2.1.2.The sehot su910 Cfrequefrostsreporte(Silvicu
The(Wrabethe grthe suproper(Wrabemaximbetwee(SmoleRiver a
Thefunctiowatervery sl1993).to the2004Jown.
Thicoverehypoglvaries1951; Lpoor pAscendprevaiof minNitrog1988).
2.1.3.Accordreportsin thewas coperformof fore(Levanof remgroundoodinyears 160 cm.2005) apriate(Neme
In 1the rivl.
mate and soil conditionsd site lies in a Panonic-type of climatewith dry andrs and cold winters. Mean annual temperature isportant for the vegetation are negative impacts ofte frosts in the spring (until April) and early whitee autumn (Wraber, 1951), despite they were notcause important damage in black alder stands
al chronicles).rage amount of precipitation is only about 800mm51), a bit less than 60% of which occurs duringg period (Ziberna, 1992). Severe droughts duringr and relatively poor physical and chemical soilrevent higher agricultural productivity in this area51). The amplitude between the minimum andgroundwater level was found to be about 1.5me years 1953 and 1993 in about 7-km distant well95), which is of a similar distance from the Ledavahe selected stand.st important attributes that affect structure andthese forests are hydrological conditions of soilwater regime.
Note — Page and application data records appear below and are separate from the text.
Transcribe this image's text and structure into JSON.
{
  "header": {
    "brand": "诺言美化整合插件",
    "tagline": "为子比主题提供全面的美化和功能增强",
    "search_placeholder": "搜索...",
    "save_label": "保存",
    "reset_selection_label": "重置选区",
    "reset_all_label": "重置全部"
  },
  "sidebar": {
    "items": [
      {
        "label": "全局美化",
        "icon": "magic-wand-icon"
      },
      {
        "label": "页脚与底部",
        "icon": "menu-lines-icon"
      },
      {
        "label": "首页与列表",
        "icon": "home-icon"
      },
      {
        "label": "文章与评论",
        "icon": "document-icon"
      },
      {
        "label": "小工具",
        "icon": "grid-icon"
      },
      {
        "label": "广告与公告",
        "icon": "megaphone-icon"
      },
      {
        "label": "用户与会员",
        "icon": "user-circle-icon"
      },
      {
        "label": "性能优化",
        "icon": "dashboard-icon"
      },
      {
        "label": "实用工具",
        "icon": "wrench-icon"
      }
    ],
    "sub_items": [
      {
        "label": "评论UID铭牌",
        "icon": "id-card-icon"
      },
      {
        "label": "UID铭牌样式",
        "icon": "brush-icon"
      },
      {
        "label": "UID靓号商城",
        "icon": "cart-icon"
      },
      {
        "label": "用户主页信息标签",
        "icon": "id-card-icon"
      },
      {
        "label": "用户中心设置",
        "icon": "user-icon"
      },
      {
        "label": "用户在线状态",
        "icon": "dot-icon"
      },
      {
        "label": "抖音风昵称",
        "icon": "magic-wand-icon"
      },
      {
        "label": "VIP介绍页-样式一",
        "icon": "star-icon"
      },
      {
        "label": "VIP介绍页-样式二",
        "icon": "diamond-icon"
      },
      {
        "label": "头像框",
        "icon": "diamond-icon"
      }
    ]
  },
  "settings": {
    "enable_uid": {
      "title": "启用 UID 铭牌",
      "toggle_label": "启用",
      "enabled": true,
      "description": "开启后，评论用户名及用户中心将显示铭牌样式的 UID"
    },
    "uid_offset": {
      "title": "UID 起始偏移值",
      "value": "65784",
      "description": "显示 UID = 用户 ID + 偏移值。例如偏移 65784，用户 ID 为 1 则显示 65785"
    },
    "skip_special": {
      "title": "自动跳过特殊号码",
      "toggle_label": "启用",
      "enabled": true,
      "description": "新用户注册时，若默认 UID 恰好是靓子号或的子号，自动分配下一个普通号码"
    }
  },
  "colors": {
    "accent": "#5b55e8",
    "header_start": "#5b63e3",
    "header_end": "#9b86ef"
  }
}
Soil water is standstill or it owsthrough a gravely substrate (Wraber, 1951; Levanic,r stand the groundwater level was relatively closeace (080 cm) during measurements (Septemberry 2005). In some cases the stand was partly over-
t area has gravelly to sandy siliceous grounding,th fertile, clayey alluvium (intrazonal type of soil,ugley; Wraber, 1951; Kalan, 1988). This alluviumpth but in general it is relatively shallow (Wraber,ic, 1993). A shortage of limestone is a reason forcal and chemical soil properties (Wraber, 1951).groundwater ows toward the surface (upward) areuring the vegetation period and they bring plentynutrients to the upper soil layers (Kalan, 1988).reported to be abundant (Levanic, 1993; Kalan,
toryto the Forest Management Plans (19591968) andraber (1951) large part of the area was uncrossablecentury due to high water levels. The landscaped by oak and alder forests. Several meliorationsafter the year 1814 drained the area, large extentsere cleared to obtain new agricultural surfaces
d Kotar, 1996; Nemesszeghy, 1986) and large partg forests was endangered due to a decrease in theer leve